chainer.gradient_check.check_backward(func, x_data, y_grad, params=(), eps=0.001, atol=1e-05, rtol=0.0001, no_grads=None, dtype=None)[source]

Test backward procedure of a given function.

This function automatically checks backward-process of a given function. For example, when you have a Function class MyFunc, that gets two arguments and returns one value, you can make its test like this:

>> def test_my_func(self):
>>   func = MyFunc()
>>   x1_data = xp.array(...)
>>   x2_data = xp.array(...)
>>   gy_data = xp.array(...)
>>   check_backward(func, (x1_data, x2_data), gy_data)

This method creates Variable objects with x_data and calls func with the Variable s to get its result as Variable. Then, it sets y_grad array to grad attribute of the result and calls backward method to get gradients of the inputs. To check correctness of the gradients, the function calls numerical_grad() to calculate numerically the gradients and compares the types of gradients with chainer.testing.assert_allclose().

To reduce computational time, it uses directional derivative along a random vector. A function \(g: \mathbb{R} \rightarrow \mathbb{R}^n\) is defined as \(g(\delta) = f(x + \delta r)\), where \(\delta \in \mathbb{R}\), \(r \in \mathbb{R}^n\) is a random vector and \(f\) is a function which you want to test. Its gradient is
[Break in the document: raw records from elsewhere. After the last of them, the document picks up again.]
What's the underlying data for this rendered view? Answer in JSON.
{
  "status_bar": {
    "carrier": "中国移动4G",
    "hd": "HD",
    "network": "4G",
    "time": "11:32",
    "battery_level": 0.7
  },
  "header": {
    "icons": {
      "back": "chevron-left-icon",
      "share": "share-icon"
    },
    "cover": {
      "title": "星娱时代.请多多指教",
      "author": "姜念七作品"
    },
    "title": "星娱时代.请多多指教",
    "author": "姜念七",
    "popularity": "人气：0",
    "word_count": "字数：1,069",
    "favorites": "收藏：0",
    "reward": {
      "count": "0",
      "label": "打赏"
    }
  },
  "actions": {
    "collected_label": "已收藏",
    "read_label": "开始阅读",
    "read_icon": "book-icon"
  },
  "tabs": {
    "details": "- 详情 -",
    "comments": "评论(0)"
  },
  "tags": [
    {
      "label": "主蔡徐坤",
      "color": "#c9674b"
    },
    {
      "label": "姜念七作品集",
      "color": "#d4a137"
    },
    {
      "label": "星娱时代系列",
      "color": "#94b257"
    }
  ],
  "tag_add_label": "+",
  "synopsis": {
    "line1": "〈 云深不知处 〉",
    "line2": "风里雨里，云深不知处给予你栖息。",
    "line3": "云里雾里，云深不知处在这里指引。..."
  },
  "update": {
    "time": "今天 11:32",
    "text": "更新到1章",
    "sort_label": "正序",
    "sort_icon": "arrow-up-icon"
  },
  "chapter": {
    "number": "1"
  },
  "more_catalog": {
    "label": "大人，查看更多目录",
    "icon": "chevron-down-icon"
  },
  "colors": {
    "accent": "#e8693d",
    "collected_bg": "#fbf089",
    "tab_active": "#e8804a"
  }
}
\[g'(\delta) = f'(x + \delta r) \cdot r.\]

Therefore, \(g'(0) = f'(x) \cdot r\). So we can check the correctness of back propagation of \(f\) indirectly by comparing this equation with the gradient of \(g\) numerically calculated and that of \(f\) computed by backprop. If \(r\) is chosen from uniform distribution, we can conclude with high probability that the gradient of \(f\) itself is correct.

If input objects (x1_data or/and x2_data in this example) represent integer variables, their gradients are ignored.

You can simplify a test when MyFunc gets only one argument:

>>   check_backward(func, x1_data, gy_data)

If MyFunc is a loss function which returns a zero-dimensional array, pass None to gy_data. In this case, it sets 1 to grad attribute of the result:

>>   check_backward(my_loss_func, (x1_data, x2_data), None)

If MyFunc returns multiple outputs, pass all gradients for outputs as a tuple:

>>   gy1_data = xp.array(...)
>>   gy2_data = xp.array(...)
>>   check_backward(func, x1_data, (gy1_data, gy2_data))

You can also test a Link. To check gradients of parameters of the link, set a tuple of the parameters to params arguments:

>>   check_backward(my_link, (x1_data, x2_data), gy_data,
>>                  (my_link.W, my_link.b))

Note that params are not ndarray s, but Variables s.

Function objects are acceptable as func argument:

>>   check_backward(lambda x1, x2: f(x1, x2),
>>                  (x1_data, x2_data), gy_data)


func is called many times to get numerical gradients for all inputs. This function doesn’t work correctly when func behaves randomly as it gets different gradients.

  • func (callable) – A function which gets Variable s and returns Variable s. func must returns a tuple of Variable s or one Variable. You can use Function object, Link object or a function satisfying the condition.
  • x_data (ndarray or tuple of ndarrays) – A set of ndarray s to be passed to func. If x_data is one ndarray object, it is treated as (x_data,).
  • y_grad (ndarray or tuple of ndarrays or None) – A set of ndarray s representing gradients of return-values of func. If y_grad is one ndarray object, it is treated as (y_grad,). If func is a loss-function, y_grad should be set to None.
  • params (Variable or tuple of ~chainder.Variable) – A set of Variable s whose gradients are checked. When func is a Link object, set its parameters as params. If params is one Variable object, it is treated as (params,).
  • eps (float) – Epsilon value to be passed to numerical_grad().
  • atol (float) – Absolute tolerance to be passed to chainer.testing.assert_allclose().
  • rtol (float) – Relative tolerance to be passed to chainer.testing.assert_allclose().
  • no_grads (list of bool) – Flag to skip variable for gradient assertion. It should be same length as x_data.
  • dtype (dtype) – x_data, y_grad and params are casted to this dtype when calculating numerical gradients. Only float types and None are allowed.

See also